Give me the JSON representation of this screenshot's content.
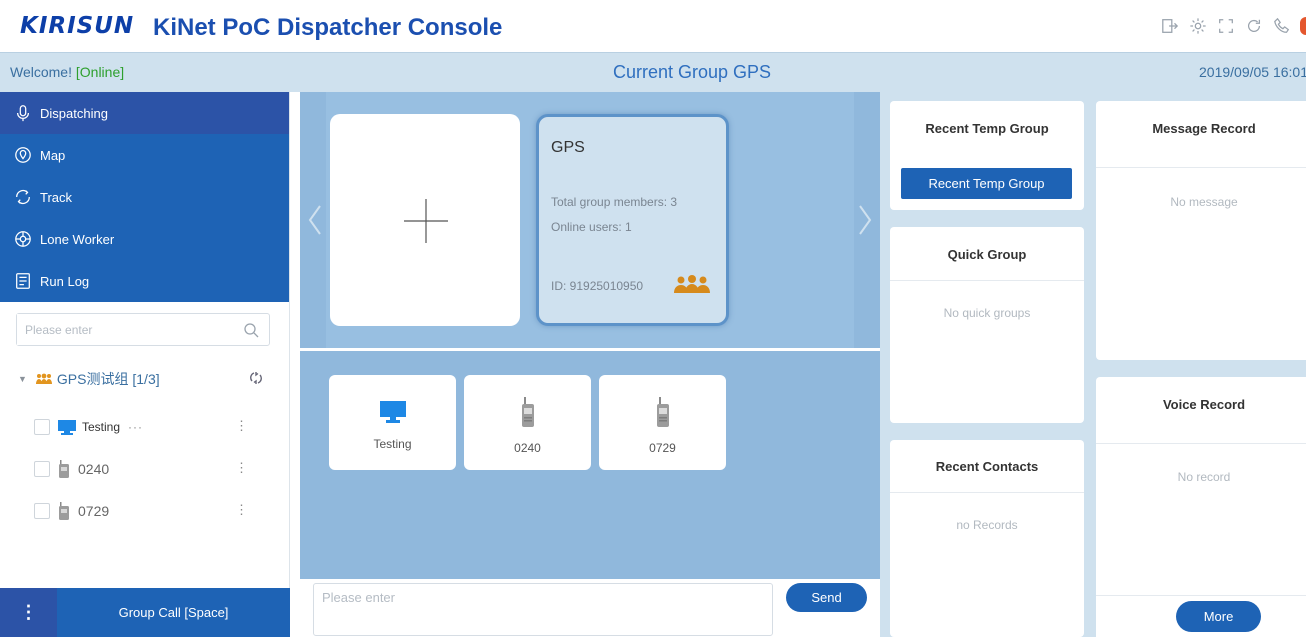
{
  "header": {
    "logo_text": "KIRISUN",
    "app_title": "KiNet PoC Dispatcher Console",
    "icons": [
      "logout-icon",
      "settings-icon",
      "fullscreen-icon",
      "refresh-icon",
      "phone-icon"
    ]
  },
  "statusbar": {
    "welcome": "Welcome!",
    "online": "[Online]",
    "current_group": "Current Group GPS",
    "datetime": "2019/09/05 16:01"
  },
  "sidebar": {
    "menu": [
      {
        "label": "Dispatching",
        "icon": "microphone-icon",
        "active": true
      },
      {
        "label": "Map",
        "icon": "map-pin-icon",
        "active": false
      },
      {
        "label": "Track",
        "icon": "track-icon",
        "active": false
      },
      {
        "label": "Lone Worker",
        "icon": "lone-worker-icon",
        "active": false
      },
      {
        "label": "Run Log",
        "icon": "log-icon",
        "active": false
      }
    ],
    "search_placeholder": "Please enter",
    "group": {
      "name": "GPS测试组 [1/3]"
    },
    "members": [
      {
        "name": "Testing",
        "suffix": "···",
        "type": "dispatcher"
      },
      {
        "name": "0240",
        "type": "radio"
      },
      {
        "name": "0729",
        "type": "radio"
      }
    ],
    "more_label": "⋮",
    "group_call_label": "Group Call [Space]"
  },
  "center": {
    "gps_card": {
      "title": "GPS",
      "total_members": "Total group members: 3",
      "online_users": "Online users: 1",
      "id": "ID: 91925010950"
    },
    "member_cards": [
      {
        "label": "Testing",
        "type": "dispatcher"
      },
      {
        "label": "0240",
        "type": "radio"
      },
      {
        "label": "0729",
        "type": "radio"
      }
    ],
    "message_placeholder": "Please enter",
    "send_label": "Send"
  },
  "right": {
    "recent_temp_group": {
      "title": "Recent Temp Group",
      "button": "Recent Temp Group"
    },
    "quick_group": {
      "title": "Quick Group",
      "empty": "No quick groups"
    },
    "recent_contacts": {
      "title": "Recent Contacts",
      "empty": "no Records"
    },
    "message_record": {
      "title": "Message Record",
      "empty": "No message"
    },
    "voice_record": {
      "title": "Voice Record",
      "empty": "No record",
      "more": "More"
    }
  },
  "colors": {
    "brand_blue": "#1e63b5",
    "menu_active": "#2c53a7",
    "panel_bg": "#90b8dc",
    "online_green": "#2ea02e"
  }
}
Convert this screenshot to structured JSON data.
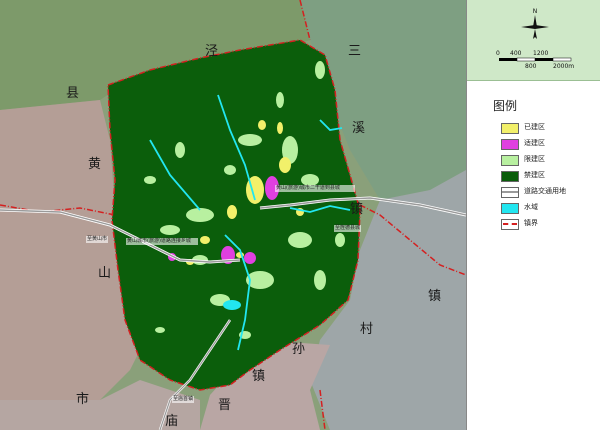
{
  "map": {
    "place_labels": {
      "jing": "泾",
      "san": "三",
      "xian": "县",
      "xi": "溪",
      "huang": "黄",
      "shan": "山",
      "zhen_right": "镇",
      "zhen_right2": "镇",
      "cun": "村",
      "sun": "孙",
      "zhen_bottom": "镇",
      "shi": "市",
      "jin": "晋",
      "miao": "庙"
    },
    "road_labels": {
      "road_top_right": "黄山(旅游)城市二干道到县城",
      "road_left": "黄山城市(旅游)道路连接乡城",
      "town_right": "至旌德县城",
      "town_left": "至黄山市",
      "town_bottom": "至庙首镇"
    }
  },
  "legend": {
    "title": "图例",
    "items": [
      {
        "label": "已建区",
        "color": "#f2f06a"
      },
      {
        "label": "适建区",
        "color": "#e040e0"
      },
      {
        "label": "限建区",
        "color": "#b8f0a0"
      },
      {
        "label": "禁建区",
        "color": "#0a5c0a"
      },
      {
        "label": "道路交通用地",
        "color": "#d0d0d0"
      },
      {
        "label": "水域",
        "color": "#22e6f0"
      },
      {
        "label": "镇界",
        "color": "#d42020"
      }
    ]
  },
  "compass": {
    "north_label": "N"
  },
  "scale": {
    "top_ticks": [
      "0",
      "400",
      "1200"
    ],
    "bottom_ticks": [
      "800",
      "2000m"
    ]
  }
}
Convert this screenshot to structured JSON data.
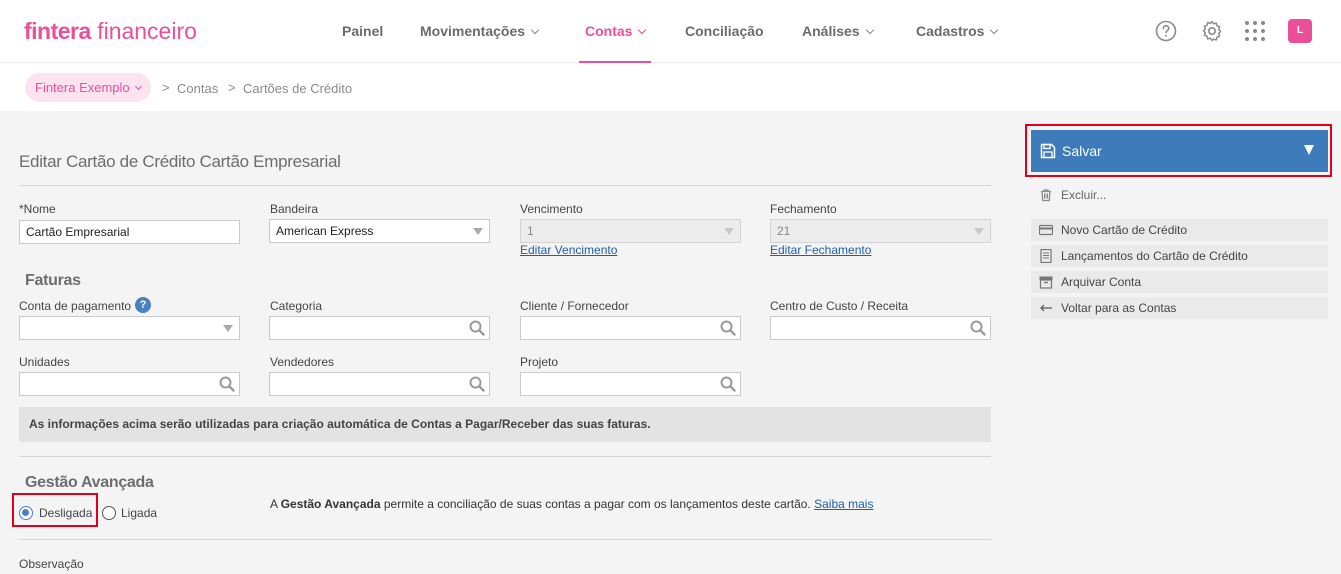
{
  "brand": {
    "name": "fintera",
    "product": "financeiro",
    "accent": "#ec4f9a"
  },
  "nav": {
    "items": [
      {
        "label": "Painel"
      },
      {
        "label": "Movimentações"
      },
      {
        "label": "Contas"
      },
      {
        "label": "Conciliação"
      },
      {
        "label": "Análises"
      },
      {
        "label": "Cadastros"
      }
    ],
    "active": "Contas",
    "icons": [
      "help-icon",
      "gear-icon",
      "apps-grid-icon"
    ],
    "avatar_letter": "L"
  },
  "breadcrumb": {
    "org": "Fintera Exemplo",
    "items": [
      "Contas",
      "Cartões de Crédito"
    ],
    "separator": ">"
  },
  "form": {
    "title": "Editar Cartão de Crédito Cartão Empresarial",
    "nome": {
      "label": "*Nome",
      "value": "Cartão Empresarial"
    },
    "bandeira": {
      "label": "Bandeira",
      "value": "American Express"
    },
    "vencimento": {
      "label": "Vencimento",
      "value": "1",
      "link": "Editar Vencimento"
    },
    "fechamento": {
      "label": "Fechamento",
      "value": "21",
      "link": "Editar Fechamento"
    },
    "faturas": {
      "title": "Faturas",
      "conta_pagamento": {
        "label": "Conta de pagamento",
        "value": ""
      },
      "categoria": {
        "label": "Categoria",
        "value": ""
      },
      "cliente_fornecedor": {
        "label": "Cliente / Fornecedor",
        "value": ""
      },
      "centro_custo": {
        "label": "Centro de Custo / Receita",
        "value": ""
      },
      "unidades": {
        "label": "Unidades",
        "value": ""
      },
      "vendedores": {
        "label": "Vendedores",
        "value": ""
      },
      "projeto": {
        "label": "Projeto",
        "value": ""
      },
      "info": "As informações acima serão utilizadas para criação automática de Contas a Pagar/Receber das suas faturas."
    },
    "gestao": {
      "title": "Gestão Avançada",
      "options": [
        "Desligada",
        "Ligada"
      ],
      "selected": "Desligada",
      "desc_prefix": "A ",
      "desc_bold": "Gestão Avançada",
      "desc_suffix": " permite a conciliação de suas contas a pagar com os lançamentos deste cartão.",
      "link": "Saiba mais"
    },
    "observacao": {
      "label": "Observação"
    }
  },
  "sidebar": {
    "save_label": "Salvar",
    "delete_label": "Excluir...",
    "actions": [
      {
        "label": "Novo Cartão de Crédito",
        "icon": "credit-card-icon"
      },
      {
        "label": "Lançamentos do Cartão de Crédito",
        "icon": "document-icon"
      },
      {
        "label": "Arquivar Conta",
        "icon": "archive-icon"
      },
      {
        "label": "Voltar para as Contas",
        "icon": "arrow-left-icon"
      }
    ]
  },
  "colors": {
    "primary_button": "#3e7bbb",
    "highlight": "#e0001b"
  }
}
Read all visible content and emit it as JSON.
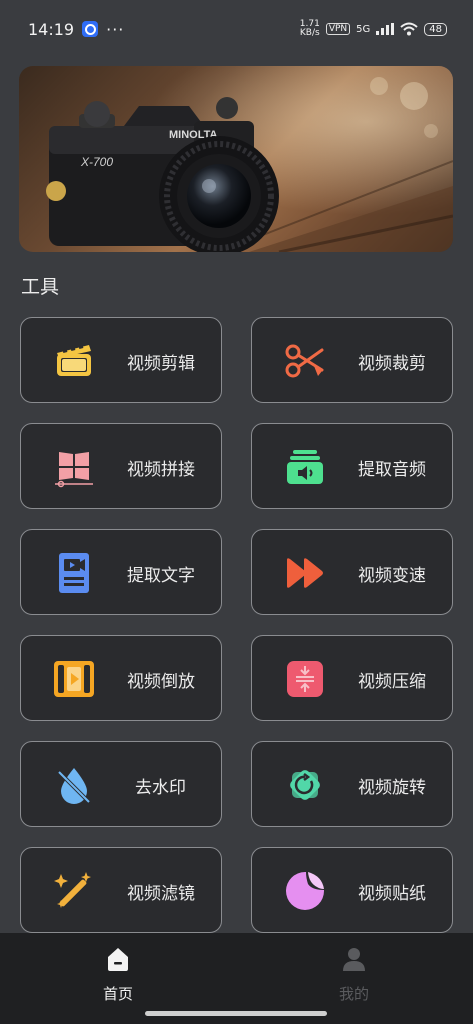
{
  "status": {
    "time": "14:19",
    "more": "···",
    "speed_top": "1.71",
    "speed_unit": "KB/s",
    "vpn": "VPN",
    "net": "5G",
    "battery": "48"
  },
  "banner": {
    "logo_text": "MINOLTA",
    "model_text": "X-700"
  },
  "section_title": "工具",
  "tools": [
    {
      "label": "视频剪辑",
      "icon": "clapperboard-icon",
      "color": "#f4c542"
    },
    {
      "label": "视频裁剪",
      "icon": "scissors-icon",
      "color": "#f06a45"
    },
    {
      "label": "视频拼接",
      "icon": "split-window-icon",
      "color": "#f2a0a6"
    },
    {
      "label": "提取音频",
      "icon": "audio-extract-icon",
      "color": "#4ee08f"
    },
    {
      "label": "提取文字",
      "icon": "text-doc-icon",
      "color": "#5b8cf0"
    },
    {
      "label": "视频变速",
      "icon": "fast-forward-icon",
      "color": "#ef5f3c"
    },
    {
      "label": "视频倒放",
      "icon": "film-play-icon",
      "color": "#f5a623"
    },
    {
      "label": "视频压缩",
      "icon": "compress-icon",
      "color": "#ee5a6f"
    },
    {
      "label": "去水印",
      "icon": "no-water-drop-icon",
      "color": "#6fb6f2"
    },
    {
      "label": "视频旋转",
      "icon": "rotate-icon",
      "color": "#51d7a8"
    },
    {
      "label": "视频滤镜",
      "icon": "magic-wand-icon",
      "color": "#f2b13c"
    },
    {
      "label": "视频贴纸",
      "icon": "sticker-icon",
      "color": "#e58ff0"
    }
  ],
  "tabs": {
    "home": "首页",
    "mine": "我的"
  }
}
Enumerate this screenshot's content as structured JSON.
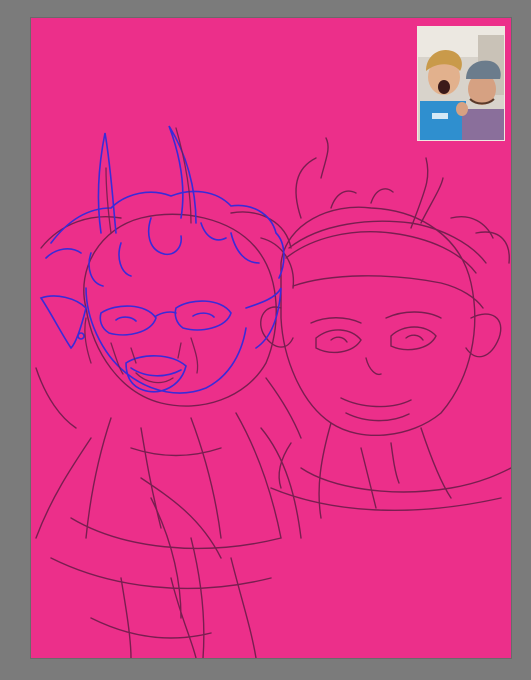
{
  "app": {
    "canvas_background_color": "#ec2f8a",
    "workspace_background_color": "#7b7b7b",
    "sketch_line_color": "#6d1d4a",
    "ink_line_color": "#3a2bd8"
  },
  "artwork": {
    "subject": "two-character-sketch-with-horns",
    "figures": [
      "left-figure-inked",
      "right-figure-sketch"
    ]
  },
  "video_call": {
    "pip_icon": "video-preview-thumbnail"
  }
}
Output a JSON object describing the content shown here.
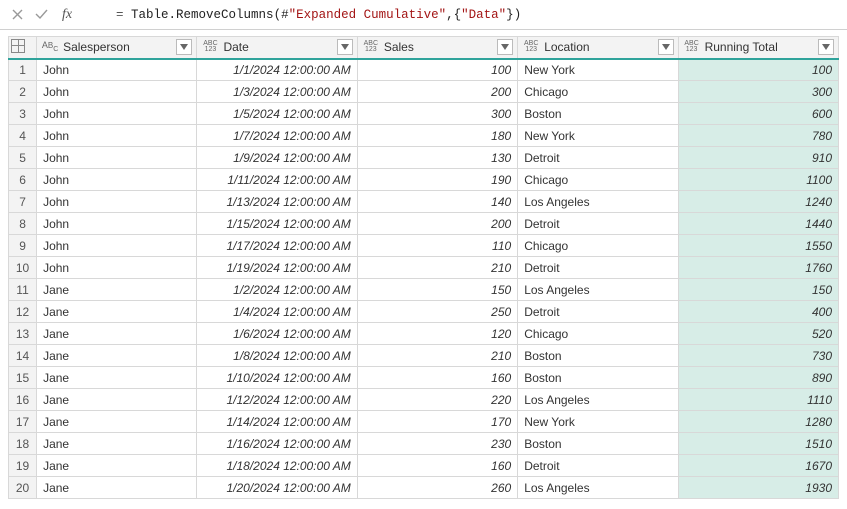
{
  "formula_bar": {
    "eq": "= ",
    "fn": "Table.RemoveColumns",
    "open": "(",
    "arg1a": "#",
    "arg1b": "\"Expanded Cumulative\"",
    "comma": ",",
    "brace_open": "{",
    "arg2": "\"Data\"",
    "brace_close": "}",
    "close": ")"
  },
  "columns": {
    "salesperson": "Salesperson",
    "date": "Date",
    "sales": "Sales",
    "location": "Location",
    "running_total": "Running Total"
  },
  "type_labels": {
    "abc": "ABC",
    "any_top": "ABC",
    "any_bot": "123"
  },
  "rows": [
    {
      "n": "1",
      "sp": "John",
      "dt": "1/1/2024 12:00:00 AM",
      "sl": "100",
      "loc": "New York",
      "rt": "100"
    },
    {
      "n": "2",
      "sp": "John",
      "dt": "1/3/2024 12:00:00 AM",
      "sl": "200",
      "loc": "Chicago",
      "rt": "300"
    },
    {
      "n": "3",
      "sp": "John",
      "dt": "1/5/2024 12:00:00 AM",
      "sl": "300",
      "loc": "Boston",
      "rt": "600"
    },
    {
      "n": "4",
      "sp": "John",
      "dt": "1/7/2024 12:00:00 AM",
      "sl": "180",
      "loc": "New York",
      "rt": "780"
    },
    {
      "n": "5",
      "sp": "John",
      "dt": "1/9/2024 12:00:00 AM",
      "sl": "130",
      "loc": "Detroit",
      "rt": "910"
    },
    {
      "n": "6",
      "sp": "John",
      "dt": "1/11/2024 12:00:00 AM",
      "sl": "190",
      "loc": "Chicago",
      "rt": "1100"
    },
    {
      "n": "7",
      "sp": "John",
      "dt": "1/13/2024 12:00:00 AM",
      "sl": "140",
      "loc": "Los Angeles",
      "rt": "1240"
    },
    {
      "n": "8",
      "sp": "John",
      "dt": "1/15/2024 12:00:00 AM",
      "sl": "200",
      "loc": "Detroit",
      "rt": "1440"
    },
    {
      "n": "9",
      "sp": "John",
      "dt": "1/17/2024 12:00:00 AM",
      "sl": "110",
      "loc": "Chicago",
      "rt": "1550"
    },
    {
      "n": "10",
      "sp": "John",
      "dt": "1/19/2024 12:00:00 AM",
      "sl": "210",
      "loc": "Detroit",
      "rt": "1760"
    },
    {
      "n": "11",
      "sp": "Jane",
      "dt": "1/2/2024 12:00:00 AM",
      "sl": "150",
      "loc": "Los Angeles",
      "rt": "150"
    },
    {
      "n": "12",
      "sp": "Jane",
      "dt": "1/4/2024 12:00:00 AM",
      "sl": "250",
      "loc": "Detroit",
      "rt": "400"
    },
    {
      "n": "13",
      "sp": "Jane",
      "dt": "1/6/2024 12:00:00 AM",
      "sl": "120",
      "loc": "Chicago",
      "rt": "520"
    },
    {
      "n": "14",
      "sp": "Jane",
      "dt": "1/8/2024 12:00:00 AM",
      "sl": "210",
      "loc": "Boston",
      "rt": "730"
    },
    {
      "n": "15",
      "sp": "Jane",
      "dt": "1/10/2024 12:00:00 AM",
      "sl": "160",
      "loc": "Boston",
      "rt": "890"
    },
    {
      "n": "16",
      "sp": "Jane",
      "dt": "1/12/2024 12:00:00 AM",
      "sl": "220",
      "loc": "Los Angeles",
      "rt": "1110"
    },
    {
      "n": "17",
      "sp": "Jane",
      "dt": "1/14/2024 12:00:00 AM",
      "sl": "170",
      "loc": "New York",
      "rt": "1280"
    },
    {
      "n": "18",
      "sp": "Jane",
      "dt": "1/16/2024 12:00:00 AM",
      "sl": "230",
      "loc": "Boston",
      "rt": "1510"
    },
    {
      "n": "19",
      "sp": "Jane",
      "dt": "1/18/2024 12:00:00 AM",
      "sl": "160",
      "loc": "Detroit",
      "rt": "1670"
    },
    {
      "n": "20",
      "sp": "Jane",
      "dt": "1/20/2024 12:00:00 AM",
      "sl": "260",
      "loc": "Los Angeles",
      "rt": "1930"
    }
  ]
}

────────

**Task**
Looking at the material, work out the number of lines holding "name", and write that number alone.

**Response**
5